Cabrera likely needs surgery on forearm

Cabrera likely needs surgery on forearm

ST. PETERSBURG -- Asdrubal Cabrera sat in front of his locker in the visiting clubhouse at Tropicana Field, the manila envelopes holding the X-rays of his broken left forearm sitting at his feet.

Cabrera packed his bag for Baltimore, where he will see a specialist Wednesday and likely have surgery, knowing his 2010 season had taken a serious hit a night earlier.

"It happens," he said with a shrug.

And it just so happens to be a big blow to an Indians team already dealing with an inconsistent offense. The Tribe has lost its shortstop and leadoff hitter for a yet-to-be-determined timeframe. If history is any indication with such an injury, a six-week absence for Cabrera, who broke the arm when colliding with teammate Jhonny Peralta in the first inning Monday night, seems like a reasonable starting point.

"There's a high probability he'll have surgery," manager Manny Acta said. "We'll give [reporters] a complete update on Wednesday."

Acta penciled the newly promoted Jason Donald into his lineup at shortstop for Tuesday's series finale against the Rays. Donald, who batted .287 with a homer and seven RBIs in 33 games for Triple-A Columbus, could begin to see regular time in that spot. Second baseman Luis Valbuena, still sorting through issues both offensively and defensively, will probably also see some time at short, with veteran Mark Grudzielanek filling in at second.

Cabrera, who recently returned from left oblique soreness, was actually not off to the best of starts this season. He's batting .287 with a .368 slugging percentage and .322 on-base percentage. But on a Tribe team with a .252 average for the season, these numbers qualified as particularly strong. And Cabrera's defense at short is considered pivotal for a Tribe team with so many sinkerballers in the rotation.

"It's a big loss," Acta said. "He's one of those players we could not afford to lose for any period of time. Not only what he does defensively, but also offensively.

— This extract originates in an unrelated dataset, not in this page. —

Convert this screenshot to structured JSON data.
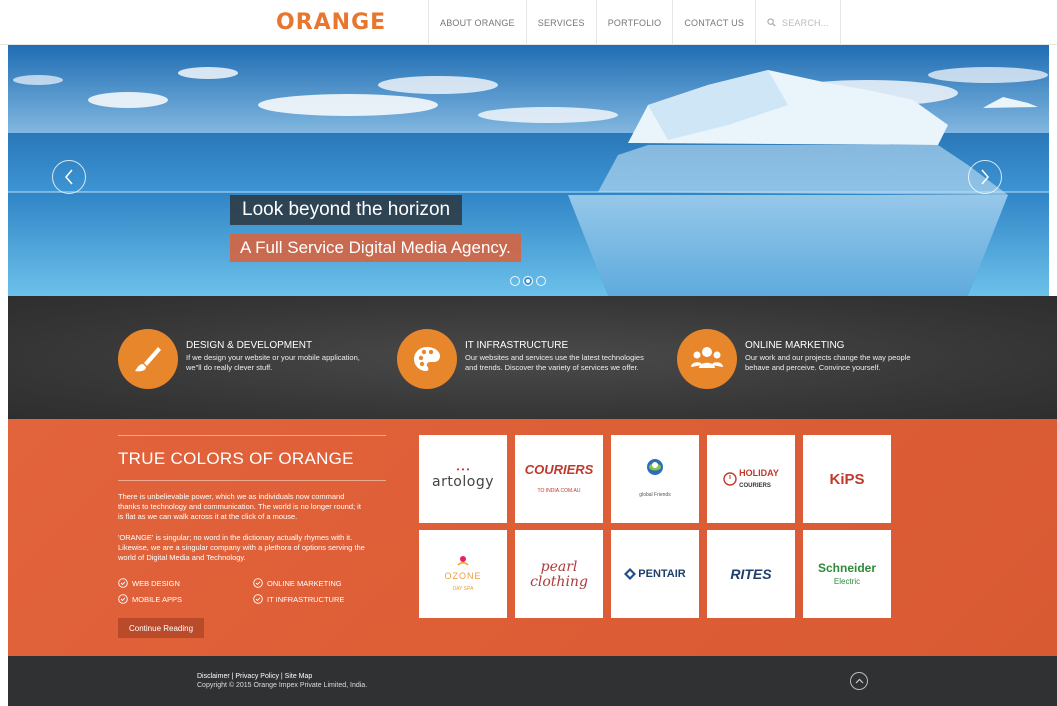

You can ask any manager about losing his everyday shortstop, and it's not an easy blow to take."

Cabrera suffered the blow while in pursuit of a Hank Blalock grounder up the middle. He was playing right of the second-base bag in an infield shift. As he made a diving stop of the ball, third baseman Peralta collided with him. Cabrera writhed on the ground in obvious pain, and trainers from both teams immediately tended to him.

"I didn't see Jhonny, I was just trying to chase the ball," Cabrera said. "As soon as I hit with Jhonny, I heard something pop. I knew it was pretty bad."

Acta, who also rushed to the scene, said Cabrera immediately told him in Spanish that the bone was broken.

"He was in a lot of pain," Acta said. "He was literally crying in pain."

Acta can't weep over the long-term loss of Cabrera. There was another game to play Tuesday, without Cabrera or Grady Sizemore, who remains sidelined by a left knee bruise. With Cabrera out of the picture, the Indians were ready to get their first look at Donald, one of four prospects acquired in last summer's Cliff Lee trade with the Phillies.

"Life goes on," Acta said. "It's a team effort. A couple guys need to pick it up a notch and give us a lift."

Anthony Castrovince is a reporter for MLB.com. This story was not subject to the approval of Major League Baseball or its clubs.